Men ignore serious health risks of steroid abuse in pursuit of the body beautiful
Breastfeeding reduces long-term risk of heart disease in mothers
Mentally tiring work may increase diabetes risk in women
Antioxidants may prevent cognitive impairment in diabetes
Skin inflammation may increase your risk of type-2 diabetes
Debate - Is the gut or the brain more important in regulating appetite and metabolism?
Routine vitamin B12 screening may prevent irreversible nerve damage in type-2 diabetes
Good nutrition could protect children from cognitive difficulties caused by early-life stress
Women more resilient to extreme physical activity than previously reported
Oestrogens in cows’ milk are unlikely to pose a threat to adult health
Diabetic patients are more at risk of death from alcohol, accidents and suicide
Too much vitamin A may increase risk of bone fractures
Vitamin D supplements may promote weight loss in obese children
Vitamin B supplements may protect kidney function in children with diabetes
Bad habits in childhood may lead to an ‘unhealthy’ balance of gut bacteria and increase health risks in later life
Lord Robert Winston cautions that advances in infertility therapies may be hindered by over-regulation
New link identified between inflammation and depression in type-1 diabetes
Walking a tightrope: universal thyroid testing could reduce pregnancy problems in some cases, but interfere with healthy pregnancies in others
Brain stimulation may reduce food cravings as obesity treatment
Larger waistlines are linked to higher risk of vitamin D deficiency
Transgender brains are more like their desired gender from an early age
Could intermittent fasting diets increase diabetes risk?
Minimising exposure to common hormone-disrupting chemicals may reduce obesity rates
Brain development disorders in children linked to common environmental toxin exposures
Children born to mothers with low vitamin D levels may develop autism-like behaviours
Over-the-counter antihistamines linked to impaired fertility in men
Arthritis drug can lower sugar levels in diabetes
Potential new target for reducing osteoporosis risk in men
Successful male infertility treatment does not lower fertility of sons
Warm temperatures can lead to misdiagnosis of diabetes in pregnancy
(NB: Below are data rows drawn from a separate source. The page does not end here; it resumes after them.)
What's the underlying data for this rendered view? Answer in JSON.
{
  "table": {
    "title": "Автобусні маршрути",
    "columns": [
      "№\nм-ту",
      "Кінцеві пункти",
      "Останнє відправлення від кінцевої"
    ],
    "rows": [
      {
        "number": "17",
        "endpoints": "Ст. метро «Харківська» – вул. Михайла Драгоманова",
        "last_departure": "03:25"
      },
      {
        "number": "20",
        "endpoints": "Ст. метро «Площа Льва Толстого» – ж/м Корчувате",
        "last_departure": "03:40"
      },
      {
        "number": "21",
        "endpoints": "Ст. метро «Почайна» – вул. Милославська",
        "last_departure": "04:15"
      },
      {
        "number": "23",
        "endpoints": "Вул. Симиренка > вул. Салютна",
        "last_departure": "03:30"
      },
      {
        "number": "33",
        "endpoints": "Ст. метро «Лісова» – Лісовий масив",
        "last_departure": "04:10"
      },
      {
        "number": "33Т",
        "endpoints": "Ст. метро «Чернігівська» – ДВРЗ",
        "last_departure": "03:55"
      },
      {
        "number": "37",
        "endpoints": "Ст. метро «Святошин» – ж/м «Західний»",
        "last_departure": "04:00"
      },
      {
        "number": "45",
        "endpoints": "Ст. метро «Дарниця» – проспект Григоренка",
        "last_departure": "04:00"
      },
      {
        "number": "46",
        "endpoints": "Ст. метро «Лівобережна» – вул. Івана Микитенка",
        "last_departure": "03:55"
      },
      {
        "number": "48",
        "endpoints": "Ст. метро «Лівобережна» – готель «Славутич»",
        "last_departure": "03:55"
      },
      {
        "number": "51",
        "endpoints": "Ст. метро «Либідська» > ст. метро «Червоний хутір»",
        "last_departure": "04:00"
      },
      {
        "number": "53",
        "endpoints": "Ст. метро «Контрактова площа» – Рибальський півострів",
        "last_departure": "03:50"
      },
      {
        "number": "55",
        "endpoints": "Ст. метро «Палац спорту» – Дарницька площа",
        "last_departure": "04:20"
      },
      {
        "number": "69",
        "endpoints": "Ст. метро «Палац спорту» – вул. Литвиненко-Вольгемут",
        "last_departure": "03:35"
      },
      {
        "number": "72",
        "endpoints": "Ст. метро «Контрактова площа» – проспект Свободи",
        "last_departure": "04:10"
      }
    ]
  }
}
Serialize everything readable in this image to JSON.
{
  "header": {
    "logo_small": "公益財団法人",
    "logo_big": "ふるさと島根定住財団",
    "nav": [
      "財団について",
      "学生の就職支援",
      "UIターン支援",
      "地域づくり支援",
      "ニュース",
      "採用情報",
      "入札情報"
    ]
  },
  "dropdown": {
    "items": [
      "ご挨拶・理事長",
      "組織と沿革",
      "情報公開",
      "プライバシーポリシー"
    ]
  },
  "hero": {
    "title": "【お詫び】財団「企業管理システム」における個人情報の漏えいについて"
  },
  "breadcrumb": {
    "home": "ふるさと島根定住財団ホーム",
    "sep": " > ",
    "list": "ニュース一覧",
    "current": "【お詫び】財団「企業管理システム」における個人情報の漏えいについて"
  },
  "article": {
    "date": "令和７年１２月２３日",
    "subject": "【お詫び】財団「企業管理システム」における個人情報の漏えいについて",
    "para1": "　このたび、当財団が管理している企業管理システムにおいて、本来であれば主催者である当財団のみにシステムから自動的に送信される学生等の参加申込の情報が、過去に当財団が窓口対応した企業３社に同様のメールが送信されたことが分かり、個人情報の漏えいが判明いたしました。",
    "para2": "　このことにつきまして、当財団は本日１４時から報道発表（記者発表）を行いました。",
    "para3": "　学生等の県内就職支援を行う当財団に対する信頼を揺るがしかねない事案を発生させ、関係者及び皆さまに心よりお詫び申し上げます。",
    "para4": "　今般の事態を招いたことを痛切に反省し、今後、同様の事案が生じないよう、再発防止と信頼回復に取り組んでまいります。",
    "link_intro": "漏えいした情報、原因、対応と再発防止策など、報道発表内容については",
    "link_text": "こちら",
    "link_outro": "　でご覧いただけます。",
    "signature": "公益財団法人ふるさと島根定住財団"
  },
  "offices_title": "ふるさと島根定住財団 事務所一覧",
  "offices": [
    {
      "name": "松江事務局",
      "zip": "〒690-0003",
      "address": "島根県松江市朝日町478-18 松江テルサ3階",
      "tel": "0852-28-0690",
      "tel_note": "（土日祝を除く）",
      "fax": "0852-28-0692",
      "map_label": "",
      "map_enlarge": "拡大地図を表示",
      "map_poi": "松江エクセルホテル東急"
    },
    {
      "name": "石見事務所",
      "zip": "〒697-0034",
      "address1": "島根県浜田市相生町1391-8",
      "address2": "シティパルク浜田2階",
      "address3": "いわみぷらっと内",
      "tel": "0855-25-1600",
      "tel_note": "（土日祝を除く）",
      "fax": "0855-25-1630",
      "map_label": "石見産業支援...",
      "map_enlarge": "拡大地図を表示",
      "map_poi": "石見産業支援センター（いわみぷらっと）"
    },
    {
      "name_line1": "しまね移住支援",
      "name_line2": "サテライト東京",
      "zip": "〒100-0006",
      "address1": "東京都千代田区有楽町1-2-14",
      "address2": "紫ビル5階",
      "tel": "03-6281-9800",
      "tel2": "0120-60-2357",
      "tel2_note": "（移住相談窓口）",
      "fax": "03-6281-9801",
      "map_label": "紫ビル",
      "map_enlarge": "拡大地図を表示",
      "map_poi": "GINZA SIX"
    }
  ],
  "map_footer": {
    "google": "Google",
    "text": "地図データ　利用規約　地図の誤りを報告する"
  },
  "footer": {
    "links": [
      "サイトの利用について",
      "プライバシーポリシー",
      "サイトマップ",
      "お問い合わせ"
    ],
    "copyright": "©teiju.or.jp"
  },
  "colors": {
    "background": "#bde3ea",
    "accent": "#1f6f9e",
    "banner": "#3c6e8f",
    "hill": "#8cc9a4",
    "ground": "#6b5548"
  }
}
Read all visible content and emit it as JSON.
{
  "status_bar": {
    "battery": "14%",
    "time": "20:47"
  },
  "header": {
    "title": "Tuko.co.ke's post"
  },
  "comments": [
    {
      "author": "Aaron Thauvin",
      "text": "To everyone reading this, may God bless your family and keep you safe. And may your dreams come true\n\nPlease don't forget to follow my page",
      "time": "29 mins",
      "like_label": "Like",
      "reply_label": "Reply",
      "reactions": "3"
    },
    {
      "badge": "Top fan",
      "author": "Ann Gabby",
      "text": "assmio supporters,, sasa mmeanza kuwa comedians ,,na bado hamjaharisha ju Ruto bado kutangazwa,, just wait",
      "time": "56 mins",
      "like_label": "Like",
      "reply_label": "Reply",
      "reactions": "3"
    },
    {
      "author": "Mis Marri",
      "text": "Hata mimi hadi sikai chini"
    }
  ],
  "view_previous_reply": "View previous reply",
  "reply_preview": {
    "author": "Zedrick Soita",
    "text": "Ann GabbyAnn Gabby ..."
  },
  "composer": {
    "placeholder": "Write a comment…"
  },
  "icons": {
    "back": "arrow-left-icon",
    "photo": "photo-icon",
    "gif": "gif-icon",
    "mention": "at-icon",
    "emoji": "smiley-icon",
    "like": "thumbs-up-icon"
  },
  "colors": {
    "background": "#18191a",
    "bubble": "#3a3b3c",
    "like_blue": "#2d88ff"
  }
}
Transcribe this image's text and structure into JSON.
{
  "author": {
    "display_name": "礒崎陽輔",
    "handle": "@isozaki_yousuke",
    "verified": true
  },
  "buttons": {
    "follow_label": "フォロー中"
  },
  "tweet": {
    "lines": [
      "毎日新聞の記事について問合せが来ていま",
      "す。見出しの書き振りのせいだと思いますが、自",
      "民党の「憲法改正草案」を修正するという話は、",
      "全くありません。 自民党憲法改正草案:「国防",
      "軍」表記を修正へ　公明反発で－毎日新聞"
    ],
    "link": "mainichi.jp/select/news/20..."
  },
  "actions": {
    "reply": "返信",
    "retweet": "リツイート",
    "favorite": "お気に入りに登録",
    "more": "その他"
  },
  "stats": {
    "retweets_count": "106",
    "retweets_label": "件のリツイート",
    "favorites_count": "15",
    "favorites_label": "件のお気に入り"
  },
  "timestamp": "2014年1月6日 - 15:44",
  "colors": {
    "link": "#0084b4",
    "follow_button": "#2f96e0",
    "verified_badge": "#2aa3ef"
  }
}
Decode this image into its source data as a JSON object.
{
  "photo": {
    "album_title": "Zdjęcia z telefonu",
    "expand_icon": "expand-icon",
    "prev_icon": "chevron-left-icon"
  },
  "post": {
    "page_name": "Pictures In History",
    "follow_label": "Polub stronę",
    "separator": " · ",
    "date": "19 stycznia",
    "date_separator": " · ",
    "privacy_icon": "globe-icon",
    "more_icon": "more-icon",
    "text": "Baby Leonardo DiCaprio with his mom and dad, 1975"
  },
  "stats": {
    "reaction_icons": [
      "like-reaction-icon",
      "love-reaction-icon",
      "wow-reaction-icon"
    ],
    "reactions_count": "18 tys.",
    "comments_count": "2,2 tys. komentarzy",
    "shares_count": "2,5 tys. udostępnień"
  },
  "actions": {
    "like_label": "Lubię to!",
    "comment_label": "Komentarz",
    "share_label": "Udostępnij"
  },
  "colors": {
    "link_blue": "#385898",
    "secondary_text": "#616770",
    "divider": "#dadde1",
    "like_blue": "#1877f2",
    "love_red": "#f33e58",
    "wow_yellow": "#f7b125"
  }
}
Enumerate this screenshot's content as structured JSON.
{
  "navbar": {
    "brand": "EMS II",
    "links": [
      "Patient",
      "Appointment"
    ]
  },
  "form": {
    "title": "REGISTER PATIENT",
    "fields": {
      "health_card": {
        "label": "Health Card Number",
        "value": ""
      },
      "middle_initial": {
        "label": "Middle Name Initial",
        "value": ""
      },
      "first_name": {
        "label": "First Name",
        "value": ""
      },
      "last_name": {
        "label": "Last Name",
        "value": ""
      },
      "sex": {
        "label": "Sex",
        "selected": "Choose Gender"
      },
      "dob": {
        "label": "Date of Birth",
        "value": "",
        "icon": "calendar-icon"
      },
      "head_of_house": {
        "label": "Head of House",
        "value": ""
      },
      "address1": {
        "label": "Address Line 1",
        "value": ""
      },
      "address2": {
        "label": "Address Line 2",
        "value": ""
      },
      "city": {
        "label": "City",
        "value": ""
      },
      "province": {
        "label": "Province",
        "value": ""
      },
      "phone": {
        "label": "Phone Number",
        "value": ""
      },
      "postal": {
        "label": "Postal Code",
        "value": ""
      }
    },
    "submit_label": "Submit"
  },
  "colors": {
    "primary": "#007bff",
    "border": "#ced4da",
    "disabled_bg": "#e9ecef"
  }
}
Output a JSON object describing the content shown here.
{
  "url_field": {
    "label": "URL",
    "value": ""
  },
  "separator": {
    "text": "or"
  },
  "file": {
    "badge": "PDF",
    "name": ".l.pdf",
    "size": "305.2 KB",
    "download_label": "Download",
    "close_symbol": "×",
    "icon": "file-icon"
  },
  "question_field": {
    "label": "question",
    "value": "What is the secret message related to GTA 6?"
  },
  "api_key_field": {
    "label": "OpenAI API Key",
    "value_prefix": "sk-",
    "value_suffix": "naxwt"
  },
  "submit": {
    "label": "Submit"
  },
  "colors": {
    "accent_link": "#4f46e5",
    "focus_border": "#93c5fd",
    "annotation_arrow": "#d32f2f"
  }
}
Guidelines for management of recurrent pituitary tumours recommend new drug as first line treatment
Taking paracetamol during pregnancy may reduce fertility of daughters
Link found between morning sickness, smoking and healthy pregnancies
High fat diet during childhood may increase PCOS risk later in life
Early pregnancy test for cows improves welfare and food production
International collaboration release revised guideline for improved management of Turner syndrome
Treating PCOS with a combination of oral contraceptives and spironolactone does not increase the risk of diabetes or heart disease
Vitamin D supplements could help pain management
Breast cancer risk is more affected by total body fat than abdominal fat
New nanotechnology application for difficult-to-treat cancers
Just six months of frequent exercise improves men’s sperm quality
Consuming more than two soft drinks a day can double risk of diabetes
Age-related scarring in ovaries may explain reproductive decline
Happy cows make more nutritious milk
Third of pregnant women iron deficient; risk thyroid-related pregnancy complications
New recommendations for the diagnosis and treatment of Adrenal Incidentalomas published in the European Journal of Endocrinology
Sitting down for long periods when pregnant linked to weight gain and depression
New drug provides safer alternative to conventional IVF treatment
Enzyme potential target for fight against obesity and diabetes
Bursts of high-intensity exercise could help diabetes patients manage low blood sugar levels
Soybean foods may protect menopausal women against osteoporosis
Vitamin D pill a day may improve exercise performance and lower risk of heart disease
Diabetes associated with increased risk of serious bacterial blood infection
Breast cancer risk higher in women with overactive thyroid
Injection of appetite gene may offer a more effective alternative to dieting
Hyperthyroidism could be great cost to countries in disability benefits
Mother’s hormone levels predict child’s ability to do maths